A lottery is a gambling game in which participants buy chances to win a prize, usually a sum of money. The term is most commonly used to refer to state-sponsored lotteries, but privately organized lotteries exist as well. Lotteries are a form of gambling that has long been popular in Europe and America, where the first modern lotteries emerged.
The oldest known lotteries were held in the 15th century in the Low Countries, where towns used them to raise funds for town fortifications and to help the poor. The first European public lotteries to award prizes in the form of cash were probably venturas, a type of drawing of lots to decide public or private matters, such as marriage, office tenure, or judicial appointments. The word lottery is believed to be derived from the Dutch noun lot, meaning fate or fortune, although some suggest it may be a calque on Middle English loterie, which in turn comes from the French noun lieu.
While there are some who play the lottery as a way to become rich, most people who purchase tickets do so because they hope to experience the thrill of winning. Their purchases can be accounted for by decision models based on expected value maximization, as well as more general utility functions that account for risk-seeking behavior.
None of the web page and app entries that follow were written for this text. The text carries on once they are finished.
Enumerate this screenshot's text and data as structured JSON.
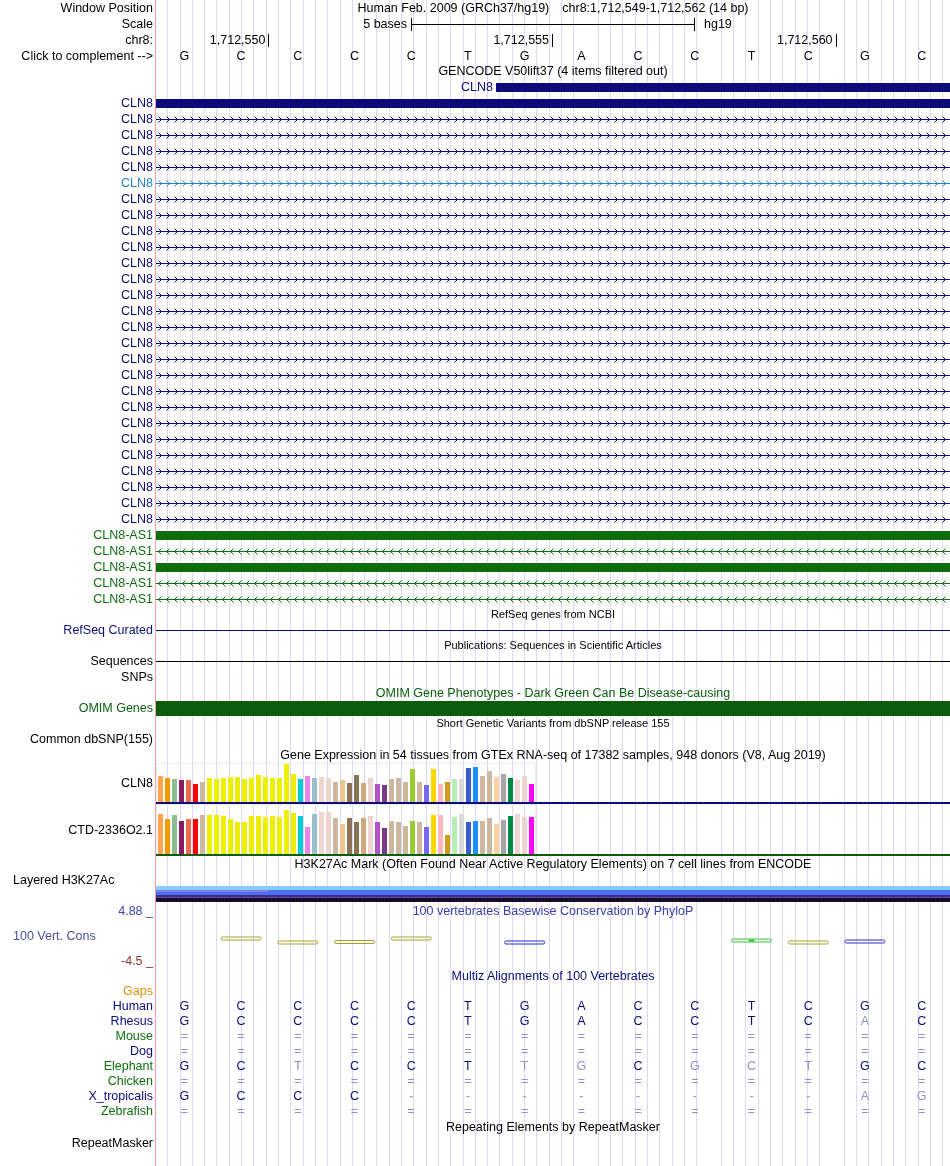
{
  "ruler": {
    "window_label": "Window Position",
    "assembly": "Human Feb. 2009 (GRCh37/hg19)",
    "position": "chr8:1,712,549-1,712,562 (14 bp)",
    "scale_label": "Scale",
    "scale": "5 bases",
    "database": "hg19",
    "chrom_label": "chr8:",
    "ticks": [
      "1,712,550",
      "1,712,555",
      "1,712,560"
    ],
    "complement_label": "Click to complement -->",
    "bases": [
      "G",
      "C",
      "C",
      "C",
      "C",
      "T",
      "G",
      "A",
      "C",
      "C",
      "T",
      "C",
      "G",
      "C"
    ]
  },
  "tracks": [
    {
      "kind": "genes",
      "title": "GENCODE V50lift37 (4 items filtered out)",
      "color": "#000000",
      "rows": [
        {
          "label": "CLN8",
          "kind": "block",
          "color": "#0c0c78",
          "level": 0.5714
        },
        {
          "label": "CLN8",
          "kind": "block",
          "color": "#0c0c78"
        },
        {
          "label": "CLN8",
          "kind": "forward",
          "color": "#0c0c78"
        },
        {
          "label": "CLN8",
          "kind": "forward",
          "color": "#0c0c78"
        },
        {
          "label": "CLN8",
          "kind": "forward",
          "color": "#0c0c78"
        },
        {
          "label": "CLN8",
          "kind": "forward",
          "color": "#0c0c78"
        },
        {
          "label": "CLN8",
          "kind": "forward",
          "color": "#1e82c8"
        },
        {
          "label": "CLN8",
          "kind": "forward",
          "color": "#0c0c78"
        },
        {
          "label": "CLN8",
          "kind": "forward",
          "color": "#0c0c78"
        },
        {
          "label": "CLN8",
          "kind": "forward",
          "color": "#0c0c78"
        },
        {
          "label": "CLN8",
          "kind": "forward",
          "color": "#0c0c78"
        },
        {
          "label": "CLN8",
          "kind": "forward",
          "color": "#0c0c78"
        },
        {
          "label": "CLN8",
          "kind": "forward",
          "color": "#0c0c78"
        },
        {
          "label": "CLN8",
          "kind": "forward",
          "color": "#0c0c78"
        },
        {
          "label": "CLN8",
          "kind": "forward",
          "color": "#0c0c78"
        },
        {
          "label": "CLN8",
          "kind": "forward",
          "color": "#0c0c78"
        },
        {
          "label": "CLN8",
          "kind": "forward",
          "color": "#0c0c78"
        },
        {
          "label": "CLN8",
          "kind": "forward",
          "color": "#0c0c78"
        },
        {
          "label": "CLN8",
          "kind": "forward",
          "color": "#0c0c78"
        },
        {
          "label": "CLN8",
          "kind": "forward",
          "color": "#0c0c78"
        },
        {
          "label": "CLN8",
          "kind": "forward",
          "color": "#0c0c78"
        },
        {
          "label": "CLN8",
          "kind": "forward",
          "color": "#0c0c78"
        },
        {
          "label": "CLN8",
          "kind": "forward",
          "color": "#0c0c78"
        },
        {
          "label": "CLN8",
          "kind": "forward",
          "color": "#0c0c78"
        },
        {
          "label": "CLN8",
          "kind": "forward",
          "color": "#0c0c78"
        },
        {
          "label": "CLN8",
          "kind": "forward",
          "color": "#0c0c78"
        },
        {
          "label": "CLN8",
          "kind": "forward",
          "color": "#0c0c78"
        },
        {
          "label": "CLN8",
          "kind": "forward",
          "color": "#0c0c78"
        },
        {
          "label": "CLN8-AS1",
          "kind": "block",
          "color": "#0e6e0e"
        },
        {
          "label": "CLN8-AS1",
          "kind": "reverse",
          "color": "#0e6e0e"
        },
        {
          "label": "CLN8-AS1",
          "kind": "block",
          "color": "#0e6e0e"
        },
        {
          "label": "CLN8-AS1",
          "kind": "reverse",
          "color": "#0e6e0e"
        },
        {
          "label": "CLN8-AS1",
          "kind": "reverse",
          "color": "#0e6e0e"
        }
      ]
    },
    {
      "kind": "dense",
      "title": "RefSeq genes from NCBI",
      "color": "#000000",
      "rows": [
        {
          "label": "RefSeq Curated",
          "kind": "line",
          "color": "#0c0c78"
        }
      ]
    },
    {
      "kind": "dense",
      "title": "Publications: Sequences in Scientific Articles",
      "color": "#000000",
      "rows": [
        {
          "label": "Sequences",
          "kind": "line",
          "color": "#000000"
        },
        {
          "label": "SNPs",
          "kind": "empty",
          "color": "#000000"
        }
      ]
    },
    {
      "kind": "omim",
      "title": "OMIM Gene Phenotypes - Dark Green Can Be Disease-causing",
      "color": "#0b5d0b",
      "rows": [
        {
          "label": "OMIM Genes",
          "kind": "bar",
          "color": "#0b5d0b"
        }
      ]
    },
    {
      "kind": "dense",
      "title": "Short Genetic Variants from dbSNP release 155",
      "color": "#000000",
      "rows": [
        {
          "label": "Common dbSNP(155)",
          "kind": "empty",
          "color": "#000000"
        }
      ]
    },
    {
      "kind": "gtex",
      "title": "Gene Expression in 54 tissues from GTEx RNA-seq of 17382 samples, 948 donors (V8, Aug 2019)",
      "color": "#000000",
      "rows": [
        {
          "label": "CLN8",
          "kind": "expression",
          "color": "#0c0c78"
        },
        {
          "label": "CTD-2336O2.1",
          "kind": "expression",
          "color": "#0b5d0b"
        }
      ]
    },
    {
      "kind": "layered",
      "title": "H3K27Ac Mark (Often Found Near Active Regulatory Elements) on 7 cell lines from ENCODE",
      "color": "#000000",
      "rows": [
        {
          "label": "Layered H3K27Ac",
          "kind": "layers",
          "color": "#000000"
        }
      ]
    },
    {
      "kind": "wiggle",
      "title": "100 vertebrates Basewise Conservation by PhyloP",
      "color": "#3c3ca8",
      "rows": [
        {
          "label": "100 Vert. Cons",
          "kind": "wiggle",
          "color": "#4d4d9c",
          "max_label": "4.88 _",
          "min_label": "-4.5 _"
        }
      ]
    },
    {
      "kind": "multiz",
      "title": "Multiz Alignments of 100 Vertebrates",
      "color": "#0c0c78",
      "rows": [
        {
          "label": "Gaps",
          "kind": "empty",
          "color": "#e0900a"
        },
        {
          "label": "Human",
          "kind": "alignment",
          "color": "#0c0c78",
          "bases": [
            {
              "text": "G",
              "dim": false
            },
            {
              "text": "C",
              "dim": false
            },
            {
              "text": "C",
              "dim": false
            },
            {
              "text": "C",
              "dim": false
            },
            {
              "text": "C",
              "dim": false
            },
            {
              "text": "T",
              "dim": false
            },
            {
              "text": "G",
              "dim": false
            },
            {
              "text": "A",
              "dim": false
            },
            {
              "text": "C",
              "dim": false
            },
            {
              "text": "C",
              "dim": false
            },
            {
              "text": "T",
              "dim": false
            },
            {
              "text": "C",
              "dim": false
            },
            {
              "text": "G",
              "dim": false
            },
            {
              "text": "C",
              "dim": false
            }
          ]
        },
        {
          "label": "Rhesus",
          "kind": "alignment",
          "color": "#0c0c78",
          "bases": [
            {
              "text": "G",
              "dim": false
            },
            {
              "text": "C",
              "dim": false
            },
            {
              "text": "C",
              "dim": false
            },
            {
              "text": "C",
              "dim": false
            },
            {
              "text": "C",
              "dim": false
            },
            {
              "text": "T",
              "dim": false
            },
            {
              "text": "G",
              "dim": false
            },
            {
              "text": "A",
              "dim": false
            },
            {
              "text": "C",
              "dim": false
            },
            {
              "text": "C",
              "dim": false
            },
            {
              "text": "T",
              "dim": false
            },
            {
              "text": "C",
              "dim": false
            },
            {
              "text": "A",
              "dim": true
            },
            {
              "text": "C",
              "dim": false
            }
          ]
        },
        {
          "label": "Mouse",
          "kind": "alignment",
          "color": "#0e6e0e",
          "bases": [
            {
              "text": "=",
              "dim": true
            },
            {
              "text": "=",
              "dim": true
            },
            {
              "text": "=",
              "dim": true
            },
            {
              "text": "=",
              "dim": true
            },
            {
              "text": "=",
              "dim": true
            },
            {
              "text": "=",
              "dim": true
            },
            {
              "text": "=",
              "dim": true
            },
            {
              "text": "=",
              "dim": true
            },
            {
              "text": "=",
              "dim": true
            },
            {
              "text": "=",
              "dim": true
            },
            {
              "text": "=",
              "dim": true
            },
            {
              "text": "=",
              "dim": true
            },
            {
              "text": "=",
              "dim": true
            },
            {
              "text": "=",
              "dim": true
            }
          ]
        },
        {
          "label": "Dog",
          "kind": "alignment",
          "color": "#0c0c78",
          "bases": [
            {
              "text": "=",
              "dim": true
            },
            {
              "text": "=",
              "dim": true
            },
            {
              "text": "=",
              "dim": true
            },
            {
              "text": "=",
              "dim": true
            },
            {
              "text": "=",
              "dim": true
            },
            {
              "text": "=",
              "dim": true
            },
            {
              "text": "=",
              "dim": true
            },
            {
              "text": "=",
              "dim": true
            },
            {
              "text": "=",
              "dim": true
            },
            {
              "text": "=",
              "dim": true
            },
            {
              "text": "=",
              "dim": true
            },
            {
              "text": "=",
              "dim": true
            },
            {
              "text": "=",
              "dim": true
            },
            {
              "text": "=",
              "dim": true
            }
          ]
        },
        {
          "label": "Elephant",
          "kind": "alignment",
          "color": "#0e6e0e",
          "bases": [
            {
              "text": "G",
              "dim": false
            },
            {
              "text": "C",
              "dim": false
            },
            {
              "text": "T",
              "dim": true
            },
            {
              "text": "C",
              "dim": false
            },
            {
              "text": "C",
              "dim": false
            },
            {
              "text": "T",
              "dim": false
            },
            {
              "text": "T",
              "dim": true
            },
            {
              "text": "G",
              "dim": true
            },
            {
              "text": "C",
              "dim": false
            },
            {
              "text": "G",
              "dim": true
            },
            {
              "text": "C",
              "dim": true
            },
            {
              "text": "T",
              "dim": true
            },
            {
              "text": "G",
              "dim": false
            },
            {
              "text": "C",
              "dim": false
            }
          ]
        },
        {
          "label": "Chicken",
          "kind": "alignment",
          "color": "#0e6e0e",
          "bases": [
            {
              "text": "=",
              "dim": true
            },
            {
              "text": "=",
              "dim": true
            },
            {
              "text": "=",
              "dim": true
            },
            {
              "text": "=",
              "dim": true
            },
            {
              "text": "=",
              "dim": true
            },
            {
              "text": "=",
              "dim": true
            },
            {
              "text": "=",
              "dim": true
            },
            {
              "text": "=",
              "dim": true
            },
            {
              "text": "=",
              "dim": true
            },
            {
              "text": "=",
              "dim": true
            },
            {
              "text": "=",
              "dim": true
            },
            {
              "text": "=",
              "dim": true
            },
            {
              "text": "=",
              "dim": true
            },
            {
              "text": "=",
              "dim": true
            }
          ]
        },
        {
          "label": "X_tropicalis",
          "kind": "alignment",
          "color": "#0c0c78",
          "bases": [
            {
              "text": "G",
              "dim": false
            },
            {
              "text": "C",
              "dim": false
            },
            {
              "text": "C",
              "dim": false
            },
            {
              "text": "C",
              "dim": false
            },
            {
              "text": "-",
              "dim": true
            },
            {
              "text": "-",
              "dim": true
            },
            {
              "text": "-",
              "dim": true
            },
            {
              "text": "-",
              "dim": true
            },
            {
              "text": "-",
              "dim": true
            },
            {
              "text": "-",
              "dim": true
            },
            {
              "text": "-",
              "dim": true
            },
            {
              "text": "-",
              "dim": true
            },
            {
              "text": "A",
              "dim": true
            },
            {
              "text": "G",
              "dim": true
            }
          ]
        },
        {
          "label": "Zebrafish",
          "kind": "alignment",
          "color": "#0e6e0e",
          "bases": [
            {
              "text": "=",
              "dim": true
            },
            {
              "text": "=",
              "dim": true
            },
            {
              "text": "=",
              "dim": true
            },
            {
              "text": "=",
              "dim": true
            },
            {
              "text": "=",
              "dim": true
            },
            {
              "text": "=",
              "dim": true
            },
            {
              "text": "=",
              "dim": true
            },
            {
              "text": "=",
              "dim": true
            },
            {
              "text": "=",
              "dim": true
            },
            {
              "text": "=",
              "dim": true
            },
            {
              "text": "=",
              "dim": true
            },
            {
              "text": "=",
              "dim": true
            },
            {
              "text": "=",
              "dim": true
            },
            {
              "text": "=",
              "dim": true
            }
          ]
        }
      ]
    },
    {
      "kind": "repeats",
      "title": "Repeating Elements by RepeatMasker",
      "color": "#000000",
      "rows": [
        {
          "label": "RepeatMasker",
          "kind": "empty",
          "color": "#000000"
        }
      ]
    }
  ]
}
Nevertheless, they cannot be completely explained by these models, which fail to take into account the fact that the odds of winning the lottery are quite long.